Can Gut Microbes Can Boost the Motivation to Exercise?
In the study, the researchers found that differences in running performance within a large group of lab mice were largely attributable to the presence of certain gut bacterial species in the higher-performing animals.
AKA: there were a specific type of bacteria paying rent in the guts of 'high performing' rats that were not found in less-than-high-performing rats.
Penn Medicine's study on mice found that certain naturally produced substances in the gut-to-brain pathway (aka the vagus nerve) can indeed increase motivation to exercise. HOW?! Well, apparently these gut-dwelling bacteria "activate nerves in the gut to promote the desire to exercise.
You'll remember from "P" is for "PROBIOTICS" article that gut-bacteria are extremely helpful and vital to our mood and digestion ability. Recall that probiotics are living microorganisms naturally live in our bodies. They can also be found in foods like yogurt, kimchi, and sauerkraut.
These gut bacteria produce small molecules called metabolites. The researchers found that these metabolites were the cause of this exercise desire phenomenon: these metabolites actually stimulate sensory nerves in the gut to enhance activity in a motivation-controlling brain region during exercise.
How does the mechanism work?
Activation of these particular metabolites made by the gut-bacteria trigger dopamine release. We know that there is also an increase in dopamine during exercise...specifically in a brain region called the ventral striatum. For context, associate the striatum with reward and motivation. The researchers concluded that the extra dopamine in this region during exercise boosts performance by reinforcing the desire to exercise.
What was assessed in the mice?
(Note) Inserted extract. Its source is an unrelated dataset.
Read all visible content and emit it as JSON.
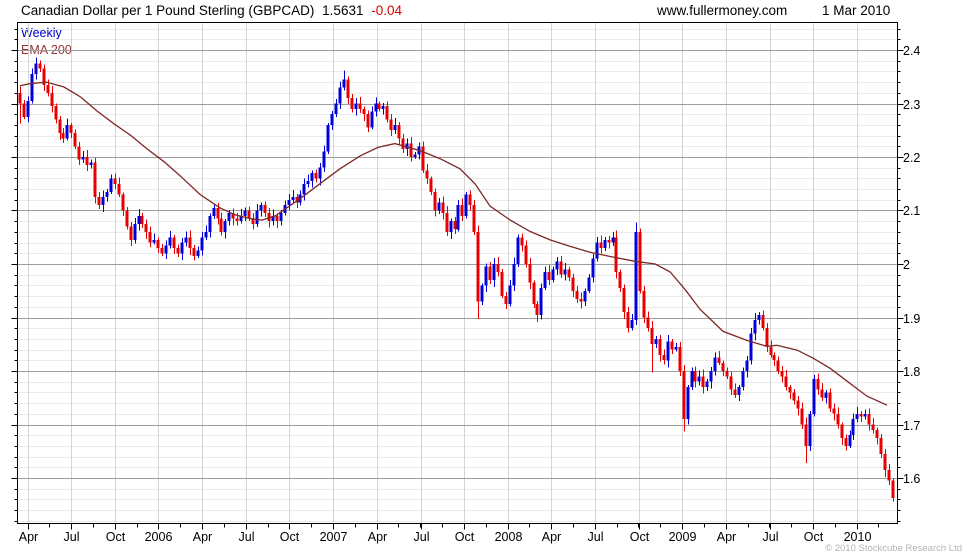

Running performance. The researchers assessed each mouse's running performance and "runners high" experience! They assumed genetics were going to play a large part in the performance...but were surprised to find that gut bacterial populations were actually the defining factor!! In fact, they observed that giving mice broad-spectrum antibiotics to get rid of their gut bacteria reduced the mice’s running performance by about half.
What does this all mean?
“If we can confirm the presence of a similar pathway in humans, it could offer an effective way to boost people’s levels of exercise to improve public health generally,” said study senior author Christoph Thaiss, PhD, an assistant professor of Microbiology at Penn Medicine.